- When done in an interval format, kettle bell exercises (such as the snatch) can burn up to 20.2 calories per minute, according to one study. In this way you can save time by doing 20 minutes of kettle bells instead of 30 minutes of weight lifting and 30 minutes of cardio.
- If increased muscle mass or max strength is your goal, traditional barbells have the advantage since you can load the bar with very heavy weight. You can also isolate muscles more effectively with dumbbells/barbells due to hand position.
- If you adapt a dumbbell move for a kettle bell move, you need to adjust your grip or hand position, which can also obviously affect the training result. Kettle bell exercises give a single arm more range of motion than a dumbbell. This requires more functional strength than the fixed path/hand position of a barbell and dumbbell.

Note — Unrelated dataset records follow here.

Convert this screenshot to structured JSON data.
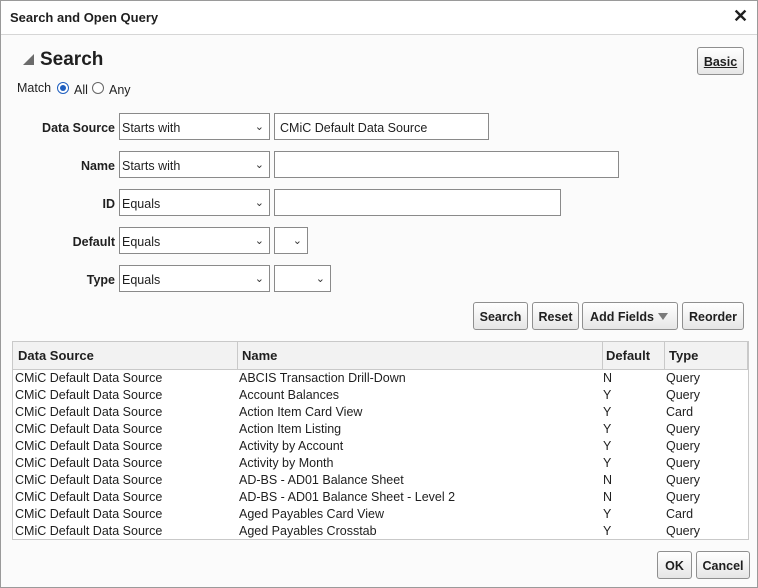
{
  "dialog": {
    "title": "Search and Open Query"
  },
  "search": {
    "heading": "Search",
    "basic_button": "Basic",
    "match_label": "Match",
    "match_options": [
      "All",
      "Any"
    ],
    "match_selected": "All",
    "fields": {
      "data_source": {
        "label": "Data Source",
        "operator": "Starts with",
        "value": "CMiC Default Data Source"
      },
      "name": {
        "label": "Name",
        "operator": "Starts with",
        "value": ""
      },
      "id": {
        "label": "ID",
        "operator": "Equals",
        "value": ""
      },
      "default": {
        "label": "Default",
        "operator": "Equals",
        "value": ""
      },
      "type": {
        "label": "Type",
        "operator": "Equals",
        "value": ""
      }
    },
    "buttons": {
      "search": "Search",
      "reset": "Reset",
      "add_fields": "Add Fields",
      "reorder": "Reorder"
    }
  },
  "results": {
    "columns": [
      "Data Source",
      "Name",
      "Default",
      "Type"
    ],
    "rows": [
      [
        "CMiC Default Data Source",
        "ABCIS Transaction Drill-Down",
        "N",
        "Query"
      ],
      [
        "CMiC Default Data Source",
        "Account Balances",
        "Y",
        "Query"
      ],
      [
        "CMiC Default Data Source",
        "Action Item Card View",
        "Y",
        "Card"
      ],
      [
        "CMiC Default Data Source",
        "Action Item Listing",
        "Y",
        "Query"
      ],
      [
        "CMiC Default Data Source",
        "Activity by Account",
        "Y",
        "Query"
      ],
      [
        "CMiC Default Data Source",
        "Activity by Month",
        "Y",
        "Query"
      ],
      [
        "CMiC Default Data Source",
        "AD-BS - AD01 Balance Sheet",
        "N",
        "Query"
      ],
      [
        "CMiC Default Data Source",
        "AD-BS - AD01 Balance Sheet - Level 2",
        "N",
        "Query"
      ],
      [
        "CMiC Default Data Source",
        "Aged Payables Card View",
        "Y",
        "Card"
      ],
      [
        "CMiC Default Data Source",
        "Aged Payables Crosstab",
        "Y",
        "Query"
      ]
    ]
  },
  "footer": {
    "ok": "OK",
    "cancel": "Cancel"
  }
}
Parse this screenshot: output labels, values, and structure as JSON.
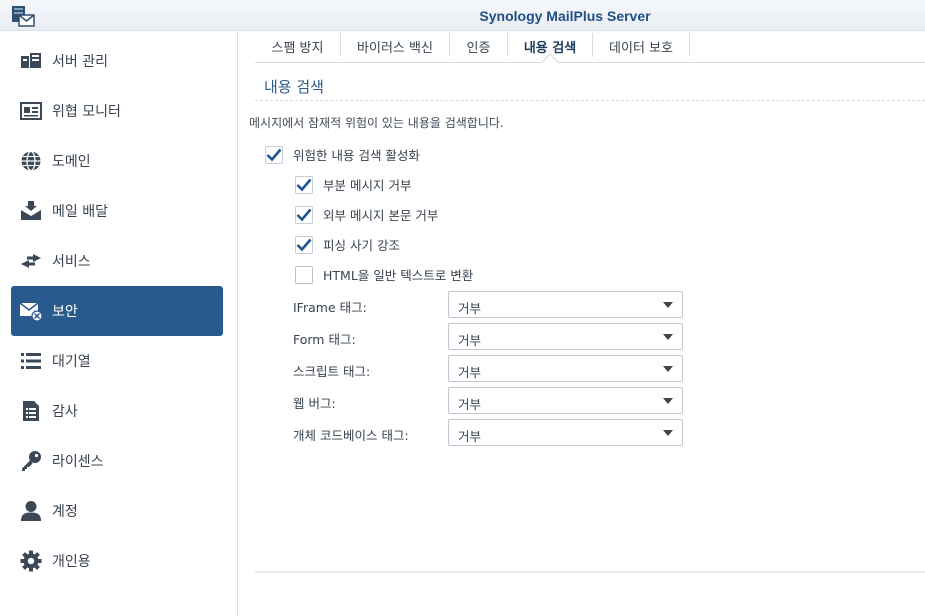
{
  "app": {
    "title": "Synology MailPlus Server",
    "logo_icon": "mailplus-server-logo-icon"
  },
  "sidebar": {
    "items": [
      {
        "label": "서버 관리",
        "icon": "server-icon",
        "active": false
      },
      {
        "label": "위협 모니터",
        "icon": "monitor-card-icon",
        "active": false
      },
      {
        "label": "도메인",
        "icon": "globe-icon",
        "active": false
      },
      {
        "label": "메일 배달",
        "icon": "mail-delivery-icon",
        "active": false
      },
      {
        "label": "서비스",
        "icon": "exchange-arrows-icon",
        "active": false
      },
      {
        "label": "보안",
        "icon": "mail-shield-icon",
        "active": true
      },
      {
        "label": "대기열",
        "icon": "list-icon",
        "active": false
      },
      {
        "label": "감사",
        "icon": "audit-document-icon",
        "active": false
      },
      {
        "label": "라이센스",
        "icon": "key-icon",
        "active": false
      },
      {
        "label": "계정",
        "icon": "user-icon",
        "active": false
      },
      {
        "label": "개인용",
        "icon": "gear-icon",
        "active": false
      }
    ]
  },
  "tabs": [
    {
      "label": "스팸 방지",
      "active": false
    },
    {
      "label": "바이러스 백신",
      "active": false
    },
    {
      "label": "인증",
      "active": false
    },
    {
      "label": "내용 검색",
      "active": true
    },
    {
      "label": "데이터 보호",
      "active": false
    }
  ],
  "content": {
    "section_title": "내용 검색",
    "description": "메시지에서 잠재적 위험이 있는 내용을 검색합니다.",
    "main_checkbox": {
      "label": "위험한 내용 검색 활성화",
      "checked": true
    },
    "sub_checkboxes": [
      {
        "label": "부분 메시지 거부",
        "checked": true
      },
      {
        "label": "외부 메시지 본문 거부",
        "checked": true
      },
      {
        "label": "피싱 사기 강조",
        "checked": true
      },
      {
        "label": "HTML을 일반 텍스트로 변환",
        "checked": false
      }
    ],
    "fields": [
      {
        "label": "IFrame 태그:",
        "value": "거부"
      },
      {
        "label": "Form 태그:",
        "value": "거부"
      },
      {
        "label": "스크립트 태그:",
        "value": "거부"
      },
      {
        "label": "웹 버그:",
        "value": "거부"
      },
      {
        "label": "개체 코드베이스 태그:",
        "value": "거부"
      }
    ]
  },
  "colors": {
    "accent": "#295a8d",
    "title": "#1f4f86",
    "check": "#1f5690"
  }
}
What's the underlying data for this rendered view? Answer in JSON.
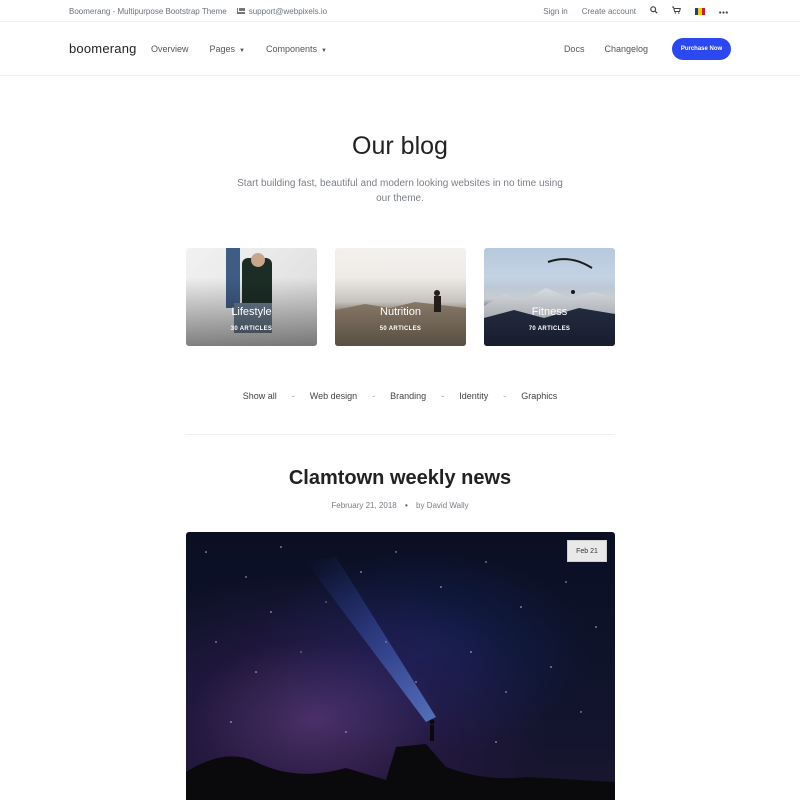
{
  "topbar": {
    "site_title": "Boomerang - Multipurpose Bootstrap Theme",
    "email": "support@webpixels.io",
    "sign_in": "Sign in",
    "create_account": "Create account"
  },
  "navbar": {
    "brand": "boomerang",
    "links": [
      "Overview",
      "Pages",
      "Components"
    ],
    "right_links": [
      "Docs",
      "Changelog"
    ],
    "purchase_label": "Purchase Now"
  },
  "hero": {
    "title": "Our blog",
    "subtitle": "Start building fast, beautiful and modern looking websites in no time using our theme."
  },
  "categories": [
    {
      "title": "Lifestyle",
      "count": "30 ARTICLES"
    },
    {
      "title": "Nutrition",
      "count": "50 ARTICLES"
    },
    {
      "title": "Fitness",
      "count": "70 ARTICLES"
    }
  ],
  "filters": [
    "Show all",
    "Web design",
    "Branding",
    "Identity",
    "Graphics"
  ],
  "post": {
    "title": "Clamtown weekly news",
    "date": "February 21, 2018",
    "author": "by David Wally",
    "badge": "Feb 21"
  },
  "colors": {
    "accent": "#2c48f0"
  }
}
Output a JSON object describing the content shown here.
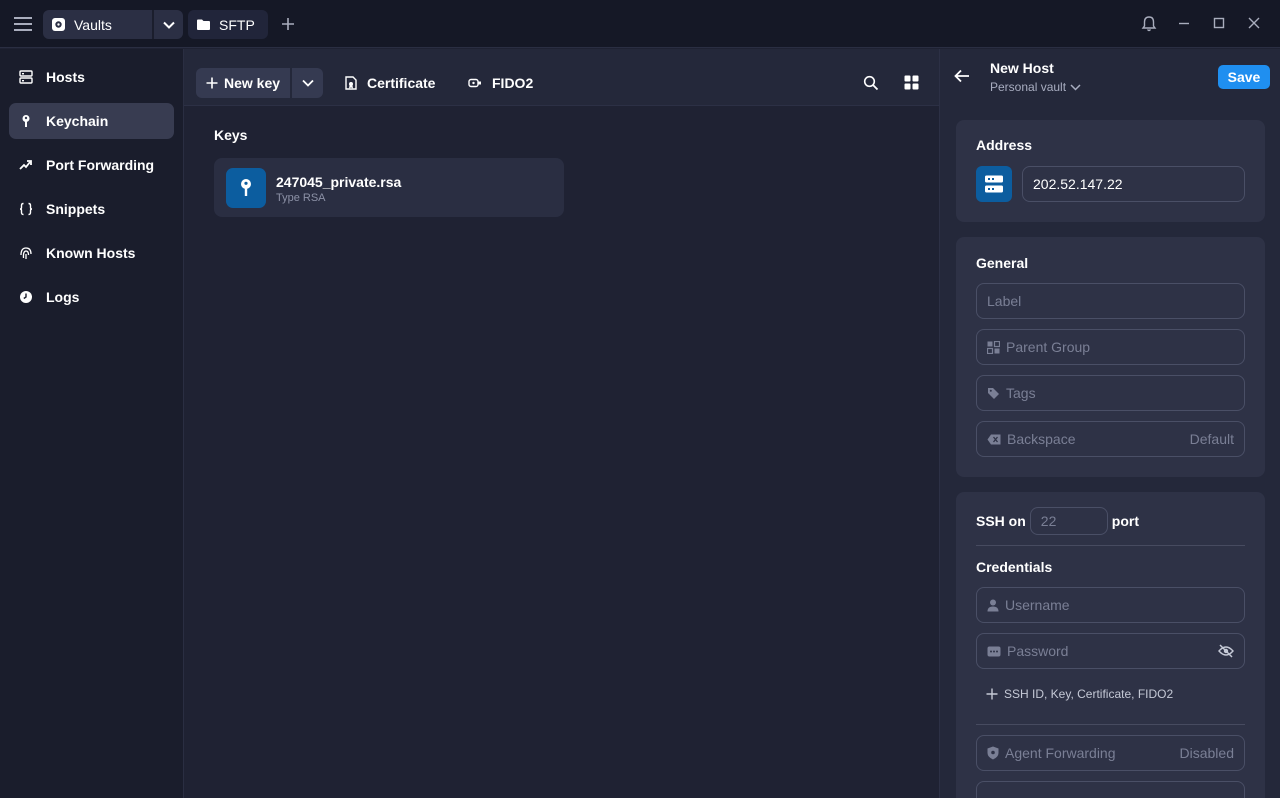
{
  "titlebar": {
    "vault_tab_label": "Vaults",
    "sftp_tab_label": "SFTP"
  },
  "sidebar": {
    "items": [
      {
        "label": "Hosts",
        "icon": "hosts-icon"
      },
      {
        "label": "Keychain",
        "icon": "key-icon",
        "active": true
      },
      {
        "label": "Port Forwarding",
        "icon": "port-forwarding-icon"
      },
      {
        "label": "Snippets",
        "icon": "braces-icon"
      },
      {
        "label": "Known Hosts",
        "icon": "fingerprint-icon"
      },
      {
        "label": "Logs",
        "icon": "clock-icon"
      }
    ]
  },
  "toolbar": {
    "new_key_label": "New key",
    "certificate_label": "Certificate",
    "fido2_label": "FIDO2"
  },
  "main": {
    "section_title": "Keys",
    "keys": [
      {
        "name": "247045_private.rsa",
        "type": "Type RSA"
      }
    ]
  },
  "panel": {
    "title": "New Host",
    "vault": "Personal vault",
    "save_label": "Save",
    "address": {
      "title": "Address",
      "value": "202.52.147.22"
    },
    "general": {
      "title": "General",
      "label_placeholder": "Label",
      "parent_group_placeholder": "Parent Group",
      "tags_placeholder": "Tags",
      "backspace_label": "Backspace",
      "backspace_value": "Default"
    },
    "ssh": {
      "ssh_on": "SSH on",
      "port_placeholder": "22",
      "port_label": "port",
      "credentials_title": "Credentials",
      "username_placeholder": "Username",
      "password_placeholder": "Password",
      "add_credential": "SSH ID, Key, Certificate, FIDO2",
      "agent_forwarding_label": "Agent Forwarding",
      "agent_forwarding_value": "Disabled"
    }
  },
  "colors": {
    "accent": "#1f8ff0",
    "icon_bg": "#0c5d9f",
    "background": "#1f2233"
  }
}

Mastering the Kettle Bell Swing
The swing is the foundational kettle bell move and is highly effective for training the entire posterior chain and core, including your back and shoulders. The swing burns calories and conditions your body in a functional manner, contributing to back strength that can help prevent injuries. The swing can be used to train for power, endurance, and both aerobic and anaerobic capacity.
John, having become certified in kettle bell training, agreed to demonstrate the swing for this post, and I must say he did a crazy good job. You can do the swing either two-handed or single-handed; here John does it two-handed. A side note… This is my first attempt at an exercise video and I was holding my phone in the wrong orientation. So please excuse the rather strange appearance it left me with!
There are many bad examples on YouTube of the swing, and learning from written instructions is basically impossible. Ideally you should have someone knowledgeable watching your form.
I’ve been doing the kettle bell swing wrong for a long time myself. First I was using my knees too much. Then I was raising my arms at the wrong time. It was only when my friend and fellow trainer John Sager watched my form that I learned the correct method, and I’m still working on it. The power of a swing comes from driving your hips forward and flexing your glutes as the bell swings upward. This also helps to prevent the quads from taking over.
Once you’ve mastered the swing, try the snatch, Turkish getup, cleans, clean and jerks, rows, and presses! Many thanks to John for doing this video for me!
A special thank you to Anda over at Leaving Fatville for my new web site banner! If you’re looking for a patient, accommodating, flexible graphic designer, be sure to give her a holler.